**The problem**
If a line in the listing contains "Analytics", copy it out whole.
== == ==
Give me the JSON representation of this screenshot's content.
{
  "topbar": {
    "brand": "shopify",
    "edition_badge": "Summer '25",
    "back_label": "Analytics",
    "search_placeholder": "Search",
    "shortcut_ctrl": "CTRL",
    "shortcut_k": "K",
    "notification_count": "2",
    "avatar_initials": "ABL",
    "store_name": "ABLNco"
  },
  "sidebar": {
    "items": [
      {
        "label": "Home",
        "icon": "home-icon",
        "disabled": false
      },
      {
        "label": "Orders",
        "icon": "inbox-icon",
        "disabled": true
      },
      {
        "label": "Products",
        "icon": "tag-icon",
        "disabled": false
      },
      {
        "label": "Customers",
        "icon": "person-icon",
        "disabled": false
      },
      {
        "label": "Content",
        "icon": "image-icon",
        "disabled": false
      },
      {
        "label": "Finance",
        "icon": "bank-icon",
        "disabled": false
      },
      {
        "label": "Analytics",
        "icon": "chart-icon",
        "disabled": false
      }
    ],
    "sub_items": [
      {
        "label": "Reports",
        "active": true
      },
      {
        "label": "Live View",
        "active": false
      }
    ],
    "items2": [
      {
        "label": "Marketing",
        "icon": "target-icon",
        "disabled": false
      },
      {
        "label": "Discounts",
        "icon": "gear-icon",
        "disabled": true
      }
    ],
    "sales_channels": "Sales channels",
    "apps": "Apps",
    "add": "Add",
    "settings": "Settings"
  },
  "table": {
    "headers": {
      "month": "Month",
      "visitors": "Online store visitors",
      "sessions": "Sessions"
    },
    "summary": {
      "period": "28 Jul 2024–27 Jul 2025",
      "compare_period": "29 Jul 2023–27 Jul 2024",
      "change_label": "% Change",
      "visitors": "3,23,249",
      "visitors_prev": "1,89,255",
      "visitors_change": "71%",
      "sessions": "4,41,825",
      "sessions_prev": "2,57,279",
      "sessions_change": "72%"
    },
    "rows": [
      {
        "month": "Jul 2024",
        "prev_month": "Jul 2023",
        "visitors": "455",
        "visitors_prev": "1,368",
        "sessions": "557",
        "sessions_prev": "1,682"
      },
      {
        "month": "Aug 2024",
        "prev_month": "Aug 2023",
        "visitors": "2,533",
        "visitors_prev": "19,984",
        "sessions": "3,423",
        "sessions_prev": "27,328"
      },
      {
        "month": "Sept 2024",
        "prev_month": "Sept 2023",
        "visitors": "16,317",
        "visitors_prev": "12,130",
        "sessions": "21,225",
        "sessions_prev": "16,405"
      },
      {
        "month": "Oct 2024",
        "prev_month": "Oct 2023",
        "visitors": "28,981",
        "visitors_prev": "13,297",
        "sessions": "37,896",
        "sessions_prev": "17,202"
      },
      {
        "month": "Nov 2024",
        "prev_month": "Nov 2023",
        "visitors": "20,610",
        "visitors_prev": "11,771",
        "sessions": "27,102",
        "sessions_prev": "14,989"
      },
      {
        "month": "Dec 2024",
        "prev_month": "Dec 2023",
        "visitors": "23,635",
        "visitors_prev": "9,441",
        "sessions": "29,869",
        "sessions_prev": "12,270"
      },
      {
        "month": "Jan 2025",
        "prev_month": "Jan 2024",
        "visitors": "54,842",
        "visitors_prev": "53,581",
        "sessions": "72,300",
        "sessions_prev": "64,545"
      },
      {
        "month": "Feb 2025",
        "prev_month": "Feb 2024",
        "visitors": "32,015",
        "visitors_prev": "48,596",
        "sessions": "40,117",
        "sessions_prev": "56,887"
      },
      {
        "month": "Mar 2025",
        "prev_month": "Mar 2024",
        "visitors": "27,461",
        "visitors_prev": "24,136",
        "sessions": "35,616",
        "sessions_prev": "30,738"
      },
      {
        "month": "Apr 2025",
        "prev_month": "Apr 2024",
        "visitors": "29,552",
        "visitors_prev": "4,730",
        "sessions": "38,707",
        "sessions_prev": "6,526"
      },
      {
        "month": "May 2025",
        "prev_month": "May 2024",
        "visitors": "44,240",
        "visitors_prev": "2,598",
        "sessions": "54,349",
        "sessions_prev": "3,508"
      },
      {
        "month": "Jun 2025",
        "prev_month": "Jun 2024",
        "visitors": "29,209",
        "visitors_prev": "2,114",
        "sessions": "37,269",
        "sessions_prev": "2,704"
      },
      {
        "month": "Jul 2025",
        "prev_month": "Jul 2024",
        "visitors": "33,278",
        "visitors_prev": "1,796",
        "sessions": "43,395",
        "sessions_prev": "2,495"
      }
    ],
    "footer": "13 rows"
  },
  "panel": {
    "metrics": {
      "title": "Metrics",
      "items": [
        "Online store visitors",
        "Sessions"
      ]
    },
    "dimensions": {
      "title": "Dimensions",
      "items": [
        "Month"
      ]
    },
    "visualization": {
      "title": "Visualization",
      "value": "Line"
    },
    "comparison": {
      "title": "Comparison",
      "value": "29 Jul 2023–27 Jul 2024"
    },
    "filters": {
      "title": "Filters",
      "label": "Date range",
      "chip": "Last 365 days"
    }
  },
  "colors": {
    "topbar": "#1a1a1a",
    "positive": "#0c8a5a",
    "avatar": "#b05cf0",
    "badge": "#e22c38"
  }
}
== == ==
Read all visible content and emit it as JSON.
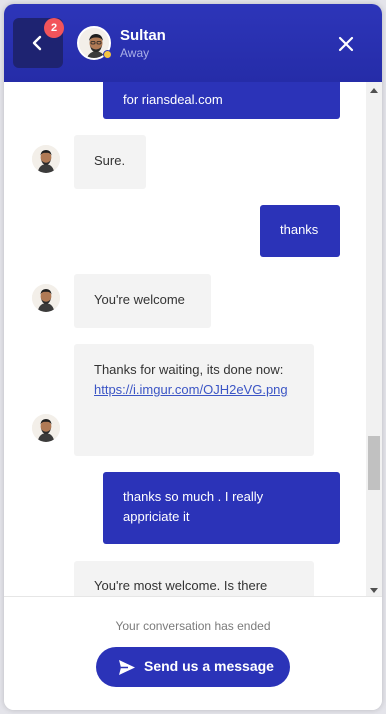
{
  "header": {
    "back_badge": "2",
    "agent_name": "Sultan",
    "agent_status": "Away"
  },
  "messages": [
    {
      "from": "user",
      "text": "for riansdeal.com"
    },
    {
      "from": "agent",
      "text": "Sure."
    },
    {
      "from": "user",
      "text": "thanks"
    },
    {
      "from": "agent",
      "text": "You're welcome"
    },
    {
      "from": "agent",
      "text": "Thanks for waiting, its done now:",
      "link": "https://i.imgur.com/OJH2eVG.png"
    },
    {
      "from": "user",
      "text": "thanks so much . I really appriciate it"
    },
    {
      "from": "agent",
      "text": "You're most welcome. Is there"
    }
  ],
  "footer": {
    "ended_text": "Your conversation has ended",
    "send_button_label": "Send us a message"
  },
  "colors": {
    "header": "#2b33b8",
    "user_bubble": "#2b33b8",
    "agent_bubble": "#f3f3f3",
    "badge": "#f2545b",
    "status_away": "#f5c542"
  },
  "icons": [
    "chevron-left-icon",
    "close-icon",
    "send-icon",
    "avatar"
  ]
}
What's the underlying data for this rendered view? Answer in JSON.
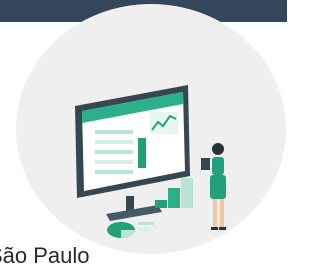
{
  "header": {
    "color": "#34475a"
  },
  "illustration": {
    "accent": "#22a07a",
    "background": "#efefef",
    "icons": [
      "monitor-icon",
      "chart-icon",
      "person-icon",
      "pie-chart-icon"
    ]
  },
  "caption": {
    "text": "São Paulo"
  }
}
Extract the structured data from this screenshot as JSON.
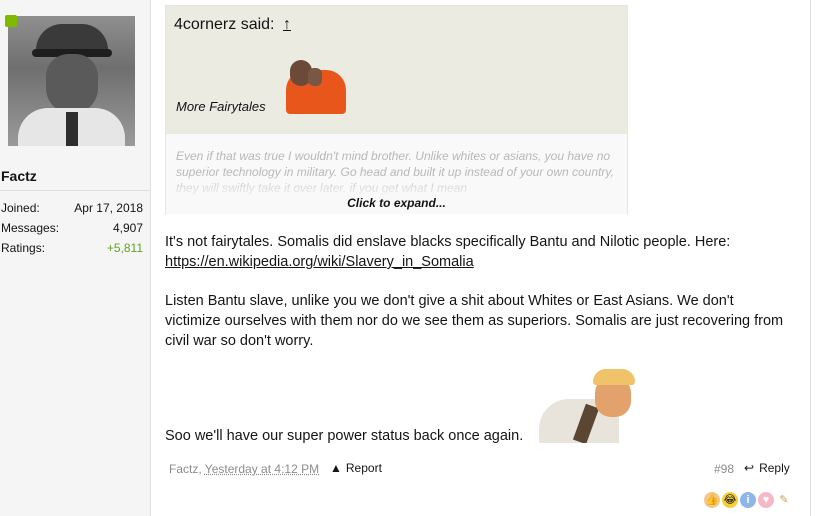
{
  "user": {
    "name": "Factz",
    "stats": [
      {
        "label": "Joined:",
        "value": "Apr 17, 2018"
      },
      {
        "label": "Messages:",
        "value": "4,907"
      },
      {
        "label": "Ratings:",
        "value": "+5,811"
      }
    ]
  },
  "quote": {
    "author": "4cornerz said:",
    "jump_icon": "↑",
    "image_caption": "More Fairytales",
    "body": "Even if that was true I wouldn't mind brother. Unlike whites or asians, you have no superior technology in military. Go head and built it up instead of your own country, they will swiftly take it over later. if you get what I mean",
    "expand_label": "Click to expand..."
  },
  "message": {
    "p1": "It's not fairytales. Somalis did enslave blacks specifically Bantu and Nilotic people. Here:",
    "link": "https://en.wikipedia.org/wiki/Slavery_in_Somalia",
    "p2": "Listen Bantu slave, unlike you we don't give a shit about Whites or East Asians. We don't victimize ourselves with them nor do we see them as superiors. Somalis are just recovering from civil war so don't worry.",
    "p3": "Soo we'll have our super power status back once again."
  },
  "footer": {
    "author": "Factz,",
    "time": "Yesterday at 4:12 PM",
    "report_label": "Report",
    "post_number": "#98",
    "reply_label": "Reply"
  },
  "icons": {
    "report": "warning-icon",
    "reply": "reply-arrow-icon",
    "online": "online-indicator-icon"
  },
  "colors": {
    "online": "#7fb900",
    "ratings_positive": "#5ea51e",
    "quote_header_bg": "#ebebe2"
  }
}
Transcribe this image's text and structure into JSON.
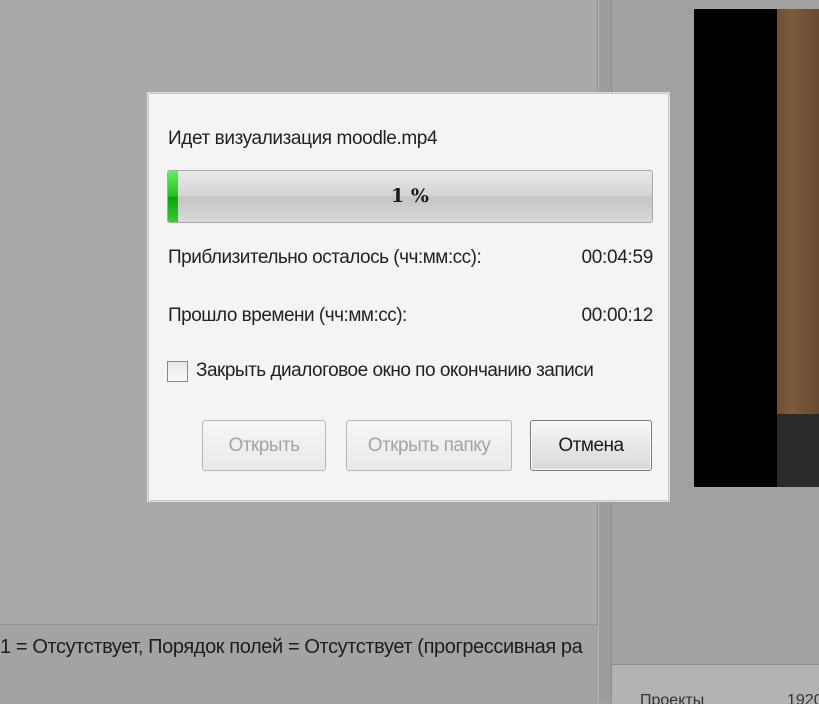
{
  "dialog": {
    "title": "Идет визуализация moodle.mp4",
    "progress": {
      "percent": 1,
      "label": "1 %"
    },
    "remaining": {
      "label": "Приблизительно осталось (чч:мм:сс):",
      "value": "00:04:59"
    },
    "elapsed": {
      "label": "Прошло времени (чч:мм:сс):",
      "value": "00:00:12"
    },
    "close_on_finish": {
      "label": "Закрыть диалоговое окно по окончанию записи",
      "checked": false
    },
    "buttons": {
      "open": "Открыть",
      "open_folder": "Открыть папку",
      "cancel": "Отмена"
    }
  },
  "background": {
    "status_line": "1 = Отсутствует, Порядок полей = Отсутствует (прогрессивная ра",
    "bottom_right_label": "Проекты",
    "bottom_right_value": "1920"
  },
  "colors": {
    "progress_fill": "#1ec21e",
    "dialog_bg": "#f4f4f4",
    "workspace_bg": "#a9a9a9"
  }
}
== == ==
**Exercise output**
    "back_label": "Analytics",
        "label": "Analytics",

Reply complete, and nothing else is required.